A well-known Colombian novelist once talked about how sad he was when he killed off a character. Historians never face that problem; our characters die of their own volition, or someone else’s, and there’s not much we can do about it. Our problem is never writing about some people at all, about running out of space to put them in our books. Mid-twentieth-century Mexico left traces of many vivid characters in the archives who rarely make it into historical writing.
Sometimes these characters are whole groups of people. Muleteers were the men who drove large trains of pack animals carrying everything from sewing machines to brandy to nails and stockings through the country’s mountains, deserts, and forests. There weren’t many paved roads or trucks in Mexico until the 1940s, and the muleteers were the people who dealt with that lack of roads (and rivers too) to link together ports, railway stations, and a handful of cities with market towns, and through them villages and hamlets, and in doing so helped make a land mass into a country. In passing they learned a lot about how to deal with those different places and their important people, their merchants, ranchers, crooks, smugglers, and small-town politicians, and because of that local knowledge of many different localities muleteers made useful bandits and rebels, who ended up over and over again either being or breeding the powerful. The main hero of the Independence wars, Padre Morelos, was a muleteer. So was the father of the great nineteenth-century dictator Porfirio Díaz, and so were the men who overthrew him, among them Pancho Villa, Pascual Orozco, Emiliano Zapata’s roguish brother Eufemio, and the families of no less than three revolutionary presidents.

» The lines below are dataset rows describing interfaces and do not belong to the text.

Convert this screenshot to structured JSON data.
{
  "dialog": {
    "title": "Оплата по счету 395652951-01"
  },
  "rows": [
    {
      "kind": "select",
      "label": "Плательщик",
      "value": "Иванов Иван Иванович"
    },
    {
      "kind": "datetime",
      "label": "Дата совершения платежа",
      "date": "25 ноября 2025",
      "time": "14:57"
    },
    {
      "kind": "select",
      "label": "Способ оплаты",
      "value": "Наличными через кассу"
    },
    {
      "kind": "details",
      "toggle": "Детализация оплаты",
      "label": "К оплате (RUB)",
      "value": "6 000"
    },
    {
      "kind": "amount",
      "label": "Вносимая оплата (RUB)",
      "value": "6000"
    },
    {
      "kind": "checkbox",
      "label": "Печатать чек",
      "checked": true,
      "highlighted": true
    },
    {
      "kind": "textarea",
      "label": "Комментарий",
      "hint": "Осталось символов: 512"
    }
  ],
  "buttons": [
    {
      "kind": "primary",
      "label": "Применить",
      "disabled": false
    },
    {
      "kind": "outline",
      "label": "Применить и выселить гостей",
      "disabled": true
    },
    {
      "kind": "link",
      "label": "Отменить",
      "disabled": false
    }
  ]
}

Then there were some very different entrepreneurs of the cities, the newsboys who sold papers by shouting out headlines and their exaggerated glosses on the street corners. They get lost in the archives, their work taken for granted by citydwellers of the time as part of the background of urban life, not worth remarking, part of the everyday noise and smell that we on the other hand strain to grasp. Occasionally, though, they come into focus to remind us that they lived and mattered. One of the more haunting photos of the 1940s, the last days of black-and-white Mexico, is of a newsboy dying on election day, propped up on one hand as he struggles and fails to get back up. His name was Félix Rodríguez and he was rooting for the opposition, the caption said, and throwing rocks, and so the government’s gunmen shot him four times. The photo made me think of just what a political job a street urchin could have; the louder and more radical they were the more papers they sold, and so they were easily-forgotten but important intermediaries in the politics of the bigger towns and cities of the time.
A third lost figure is one whose profession was on the up just as muleteers and newsboys were becoming extinct: the spy, and one spy in particular, a man called Manuel Rios Thivol. He was a member of the Dirección General de Investigaciones Políticas y Sociales, one of Mexico’s two post-war intelligence agencies, and he was a busy man. In one year alone, 1947, he investigated elections across Mexico, shut down gambling dens, went on a classified mission with the military, looked into two armed risings and a savage lynching, a wave of murders on the tropical coast, and finally asked for an interview with the Interior Minster to defend himself from accusations that he’d gone rogue. He was an army colonel but the Ministry of Defence had no record of his ever existing. He seemed, in short, a Mexican James Bond.
All of this is revealing in two ways. The first is the obvious; his reports, sequestered for decades in classified files in the Lecumberri penitentiary, point out a lot of important things. The Balsas rising in Guerrero, for example, has never registered with prior historians or anybody else outside of its immediate environs. Yet when a hundred armed men attack a railway station and proclaim it a rebellion it is quite significant. The second, perhaps less obvious, lesson in his file lies in its sheer size. Sophisticated intelligence agencies do not rely on a single agent to do so much of their work; James Bond is a fantasy. Manuel Rios Thivol was not a fantasy, though, and his colorful record is a cautionary tip off about the endemic weakness of the security services. Other evidence leads in this same direction; there is a revealing bureaucratic pathos in the administrative minutiae of the spies, with their paltry budgets, their lost files, their numerous sick days and broken film projector and remarkably short list of office furniture. But Rios Thivol dramatizes the point in an exciting fashion.
Historians aren’t always happy to meet the descendants of the people about whom they write. I got an email once from someone with the same name as one of the villains in my work, a corrupt and extremely violent general. They had heard I had given a paper on his grandfather, the email ran, and wondered if I could share it. Of course, I wrote back a bit nervously, delighted to, here it is attached, please do realize that these were different times, different mores etc. The reply came back along the lines of thanks very much, don’t worry about it, we always knew he was a son of a bitch. The descendants of another of the historical villains in my work, gangsters from central Veracruz, are still gangsters, running the region’s cartel; I wouldn’t much want to meet them either. I would have liked to have met Rios Thivol, though, or at least his descendants, in the faint hope of a trove of papers that would tell me more about him. The last time I looked, though, the only person sharing that name had been buried years ago by a funeral parlor in Querétaro.
Paul Gillingham is professor of history at Northwestern University. His book Cuauhtémoc’s Bones: Forging National Identity in Modern Mexico won the Conference on Latin American History’s Mexican History Book Prize.